Basically, the complicated government system of this country, developed by the 1995 Dayton Agreement (formed rather as a way to stop aggression, and not as a rightful Constitution for one country) allowed for decisions such this one. The reasons for this are many. From the fear of the destabilization of theentity power in the country (as if it was “milk and honey flowing” for the people that live here so far) to the fact that people might see and learn something outside these big, grey, border walls and decide to, God forbid, implement the knowledge here to cause the change towards something better. The politicians decided that it is better for them to reject one more EU project, instead of focusing on its implementation and sustainability. The politicians who should act on behalf of the people, to provide a better life and a prosperous future for the citizens.

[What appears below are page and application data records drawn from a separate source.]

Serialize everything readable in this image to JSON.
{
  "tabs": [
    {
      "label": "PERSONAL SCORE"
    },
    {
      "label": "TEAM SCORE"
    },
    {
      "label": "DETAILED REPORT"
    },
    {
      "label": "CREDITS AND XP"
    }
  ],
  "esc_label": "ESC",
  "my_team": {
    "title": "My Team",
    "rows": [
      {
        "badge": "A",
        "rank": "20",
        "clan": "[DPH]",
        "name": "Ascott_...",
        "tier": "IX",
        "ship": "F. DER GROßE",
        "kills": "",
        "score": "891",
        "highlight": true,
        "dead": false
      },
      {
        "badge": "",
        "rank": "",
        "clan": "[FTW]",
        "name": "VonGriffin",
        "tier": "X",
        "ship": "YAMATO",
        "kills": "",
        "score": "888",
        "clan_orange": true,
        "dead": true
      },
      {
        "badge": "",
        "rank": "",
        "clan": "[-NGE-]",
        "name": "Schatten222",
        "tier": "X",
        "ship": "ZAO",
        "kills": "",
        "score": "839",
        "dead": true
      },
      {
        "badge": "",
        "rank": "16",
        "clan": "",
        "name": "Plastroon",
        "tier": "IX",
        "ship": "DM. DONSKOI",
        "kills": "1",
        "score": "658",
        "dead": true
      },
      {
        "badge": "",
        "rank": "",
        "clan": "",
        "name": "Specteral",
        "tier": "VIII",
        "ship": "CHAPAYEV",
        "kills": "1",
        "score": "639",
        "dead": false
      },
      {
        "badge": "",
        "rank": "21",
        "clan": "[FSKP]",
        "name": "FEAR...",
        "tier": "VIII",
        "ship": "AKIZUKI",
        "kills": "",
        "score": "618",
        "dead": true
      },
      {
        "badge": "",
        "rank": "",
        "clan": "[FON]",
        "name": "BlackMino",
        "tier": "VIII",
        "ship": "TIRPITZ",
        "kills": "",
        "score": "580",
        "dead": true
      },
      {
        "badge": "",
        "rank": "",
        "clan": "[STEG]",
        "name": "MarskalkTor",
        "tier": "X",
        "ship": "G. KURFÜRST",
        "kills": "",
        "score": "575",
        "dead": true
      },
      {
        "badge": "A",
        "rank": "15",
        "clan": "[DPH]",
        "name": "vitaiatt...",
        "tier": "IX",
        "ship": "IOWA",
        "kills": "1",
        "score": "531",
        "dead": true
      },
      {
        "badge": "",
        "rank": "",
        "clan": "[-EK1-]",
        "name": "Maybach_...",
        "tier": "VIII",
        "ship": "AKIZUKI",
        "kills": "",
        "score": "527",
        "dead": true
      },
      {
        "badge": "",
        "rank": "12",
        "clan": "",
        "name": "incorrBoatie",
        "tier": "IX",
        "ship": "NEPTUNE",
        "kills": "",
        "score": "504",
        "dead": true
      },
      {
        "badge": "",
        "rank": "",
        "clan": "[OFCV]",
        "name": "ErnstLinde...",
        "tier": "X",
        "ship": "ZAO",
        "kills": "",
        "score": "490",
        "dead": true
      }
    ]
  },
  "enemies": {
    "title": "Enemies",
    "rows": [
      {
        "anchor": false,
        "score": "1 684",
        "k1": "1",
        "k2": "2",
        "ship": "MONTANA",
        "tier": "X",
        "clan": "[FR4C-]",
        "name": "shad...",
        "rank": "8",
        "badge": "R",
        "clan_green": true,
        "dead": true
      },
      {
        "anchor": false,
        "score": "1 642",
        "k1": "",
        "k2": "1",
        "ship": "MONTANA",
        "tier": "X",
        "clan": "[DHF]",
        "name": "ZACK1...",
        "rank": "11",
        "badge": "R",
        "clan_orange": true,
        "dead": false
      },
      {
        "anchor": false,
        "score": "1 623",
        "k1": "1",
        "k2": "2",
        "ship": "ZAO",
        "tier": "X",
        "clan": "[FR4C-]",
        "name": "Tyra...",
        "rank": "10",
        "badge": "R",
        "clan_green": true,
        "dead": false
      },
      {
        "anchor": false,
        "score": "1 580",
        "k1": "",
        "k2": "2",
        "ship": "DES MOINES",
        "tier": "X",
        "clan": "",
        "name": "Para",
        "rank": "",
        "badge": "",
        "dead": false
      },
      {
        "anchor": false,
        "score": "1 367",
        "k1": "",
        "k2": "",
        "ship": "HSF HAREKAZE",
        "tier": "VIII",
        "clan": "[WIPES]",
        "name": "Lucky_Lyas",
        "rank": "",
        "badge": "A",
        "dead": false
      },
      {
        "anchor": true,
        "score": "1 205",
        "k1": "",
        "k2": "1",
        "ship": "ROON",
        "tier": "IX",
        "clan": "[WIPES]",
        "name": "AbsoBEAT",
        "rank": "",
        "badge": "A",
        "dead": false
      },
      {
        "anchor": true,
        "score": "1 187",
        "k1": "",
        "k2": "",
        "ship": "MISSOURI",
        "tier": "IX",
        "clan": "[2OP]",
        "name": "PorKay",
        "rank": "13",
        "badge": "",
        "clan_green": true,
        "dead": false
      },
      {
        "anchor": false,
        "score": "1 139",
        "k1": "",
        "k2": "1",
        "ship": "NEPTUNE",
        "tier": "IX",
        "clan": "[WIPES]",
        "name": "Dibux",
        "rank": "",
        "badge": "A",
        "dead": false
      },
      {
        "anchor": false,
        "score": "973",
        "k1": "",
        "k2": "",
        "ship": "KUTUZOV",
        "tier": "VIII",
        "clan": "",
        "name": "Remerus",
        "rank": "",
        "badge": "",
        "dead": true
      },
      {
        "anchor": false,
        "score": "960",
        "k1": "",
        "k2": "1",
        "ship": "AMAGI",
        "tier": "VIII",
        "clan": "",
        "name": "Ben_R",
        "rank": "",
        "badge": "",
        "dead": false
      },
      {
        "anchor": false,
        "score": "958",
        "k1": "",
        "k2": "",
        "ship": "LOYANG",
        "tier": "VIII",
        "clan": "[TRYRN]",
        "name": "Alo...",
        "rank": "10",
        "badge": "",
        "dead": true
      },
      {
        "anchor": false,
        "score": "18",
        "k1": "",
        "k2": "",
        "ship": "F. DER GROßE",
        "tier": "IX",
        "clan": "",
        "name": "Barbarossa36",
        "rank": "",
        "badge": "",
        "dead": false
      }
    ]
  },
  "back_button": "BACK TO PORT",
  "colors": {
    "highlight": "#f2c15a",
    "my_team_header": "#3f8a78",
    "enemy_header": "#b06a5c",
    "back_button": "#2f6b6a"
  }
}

As one of my colleagues said in his article: “European Commission, with its budget for scholarships, offered to make dreams into reality, and to allow this society, especially the students, to broaden their views, to give them a chance of a study or work practice, to lift their goals high, so that in the next years they can become the pillars of the country, leading it to a better tomorrow.” This was a unique opportunity to be a part of the European Academic programme without even being a Member state. And we let it slip through our hands in exchange of collecting a few “election points” by the politicians, preparing for the next elections period.
To conclude, this will be a scientific and education isolation, caused by the individuals who presented their personal interests as a national interest. How long will it last and how long will the European Union wait for the “sleeping Bosnia and Herzegovina” to wake up and smell the reality? … I guess we will only get to know it when a new opportunity comes to be grabbed or missed.
However, is this country really asleep? Protests, at least on internet have started. An on-line petition for immediate inclusion into the Erasmus+ is collecting signatures, former scholarships holders have already explained the benefits of the exchange programs, students from both entities gave their statements on the importance of participation in Erasmus. Could this be the revolution we have been awaiting for almost 20 years?
To be continued … I guess.